Here’s a neat chart from a Canadian urbanism blog called Spacing Toronto, about the relationship between density and affordability for housing in different US cities.
Here’s the chart:
In the detailed blog post, Dylan Reid explains how there’s a “paradox” in the results, where the cities with the highest density are also the cities that are the most expensive. (You might think the opposite would be true, given basic supply and demand dynamics.) Stealing from transportation planning, it becomes what Reid terms an “induced demand” situation.
Here’s his punch line:
I wonder if there is a kind of “induced demand” effect for housing that helps explain this pattern. Induced demand (sometimes called “latent demand”) is a phrase normally used to explain why, when new highway capacity is built in urban areas, it soon becomes full and the level of congestion does not get reduced. It’s possible something comparable is happening in cities — the greater the supply of housing within a city, the larger the number of people who want to live there.
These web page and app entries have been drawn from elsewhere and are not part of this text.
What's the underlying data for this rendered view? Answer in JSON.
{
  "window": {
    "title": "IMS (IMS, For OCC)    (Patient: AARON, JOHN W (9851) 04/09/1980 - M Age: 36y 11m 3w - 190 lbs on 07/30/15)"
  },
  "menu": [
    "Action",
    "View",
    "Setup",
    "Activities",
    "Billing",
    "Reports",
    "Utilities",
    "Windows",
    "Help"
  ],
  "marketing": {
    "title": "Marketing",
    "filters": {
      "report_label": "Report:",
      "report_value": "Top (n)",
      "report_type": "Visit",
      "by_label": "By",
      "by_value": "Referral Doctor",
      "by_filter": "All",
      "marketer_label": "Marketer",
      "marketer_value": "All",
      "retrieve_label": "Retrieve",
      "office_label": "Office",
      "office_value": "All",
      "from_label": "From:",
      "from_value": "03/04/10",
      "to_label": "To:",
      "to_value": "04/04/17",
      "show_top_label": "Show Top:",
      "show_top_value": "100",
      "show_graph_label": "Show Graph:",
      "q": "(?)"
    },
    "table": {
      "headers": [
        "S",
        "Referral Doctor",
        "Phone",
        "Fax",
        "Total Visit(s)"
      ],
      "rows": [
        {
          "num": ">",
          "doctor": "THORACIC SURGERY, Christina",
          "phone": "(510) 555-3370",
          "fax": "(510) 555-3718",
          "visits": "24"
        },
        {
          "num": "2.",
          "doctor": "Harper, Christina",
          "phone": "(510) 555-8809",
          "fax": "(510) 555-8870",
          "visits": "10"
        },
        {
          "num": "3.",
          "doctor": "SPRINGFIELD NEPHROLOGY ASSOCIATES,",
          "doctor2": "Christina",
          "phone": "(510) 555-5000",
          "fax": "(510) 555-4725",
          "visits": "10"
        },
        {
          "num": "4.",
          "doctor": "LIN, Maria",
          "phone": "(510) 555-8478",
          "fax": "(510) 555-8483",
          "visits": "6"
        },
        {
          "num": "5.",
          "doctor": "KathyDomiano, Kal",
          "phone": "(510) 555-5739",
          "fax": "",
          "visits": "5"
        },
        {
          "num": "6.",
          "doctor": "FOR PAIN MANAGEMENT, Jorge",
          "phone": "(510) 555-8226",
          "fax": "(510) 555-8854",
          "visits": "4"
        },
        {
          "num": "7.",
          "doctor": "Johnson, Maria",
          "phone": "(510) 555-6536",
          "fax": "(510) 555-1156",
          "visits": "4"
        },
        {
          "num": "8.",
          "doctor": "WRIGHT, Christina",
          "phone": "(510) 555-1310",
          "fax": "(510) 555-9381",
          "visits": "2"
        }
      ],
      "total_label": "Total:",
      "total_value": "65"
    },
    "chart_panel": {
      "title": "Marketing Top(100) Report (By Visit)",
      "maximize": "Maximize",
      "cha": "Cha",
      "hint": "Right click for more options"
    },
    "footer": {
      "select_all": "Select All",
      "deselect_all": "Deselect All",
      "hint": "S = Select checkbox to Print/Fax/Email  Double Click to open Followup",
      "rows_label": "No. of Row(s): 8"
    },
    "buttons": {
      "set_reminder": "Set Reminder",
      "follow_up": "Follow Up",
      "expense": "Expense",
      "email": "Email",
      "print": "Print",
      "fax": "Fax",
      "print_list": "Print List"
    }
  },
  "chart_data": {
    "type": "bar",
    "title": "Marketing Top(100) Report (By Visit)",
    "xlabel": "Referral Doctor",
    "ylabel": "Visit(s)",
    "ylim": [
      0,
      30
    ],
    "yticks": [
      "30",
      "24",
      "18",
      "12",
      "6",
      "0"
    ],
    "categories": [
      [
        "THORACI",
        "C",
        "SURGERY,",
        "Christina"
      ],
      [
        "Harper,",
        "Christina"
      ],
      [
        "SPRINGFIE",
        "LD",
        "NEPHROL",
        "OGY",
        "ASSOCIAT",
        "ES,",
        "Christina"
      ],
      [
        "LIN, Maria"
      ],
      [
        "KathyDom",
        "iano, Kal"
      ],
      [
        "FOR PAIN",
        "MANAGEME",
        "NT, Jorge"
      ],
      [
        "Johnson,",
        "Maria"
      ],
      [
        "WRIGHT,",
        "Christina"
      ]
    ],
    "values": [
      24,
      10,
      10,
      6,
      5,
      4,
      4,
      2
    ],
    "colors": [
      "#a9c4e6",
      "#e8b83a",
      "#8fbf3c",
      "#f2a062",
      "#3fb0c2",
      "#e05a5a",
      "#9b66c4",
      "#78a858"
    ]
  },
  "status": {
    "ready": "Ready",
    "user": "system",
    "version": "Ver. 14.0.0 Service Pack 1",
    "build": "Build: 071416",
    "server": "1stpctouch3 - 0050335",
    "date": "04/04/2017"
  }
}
The underlying mechanisms would be different for housing than for highways. Induced demand on highways is generally explained in part by the fact they are usually a free good, so there’s no monetary price mechanism to balance supply and demand (instead, demand is regulated by time costs resulting from congestion). That’s obviously not the case for housing, where a price mechanism exists but doesn’t seem to be having the expected effect.
You can read the rest here.
PS. It’s worth noting that Minneapolis is the closest city to “average” on this chart! Does that make us special?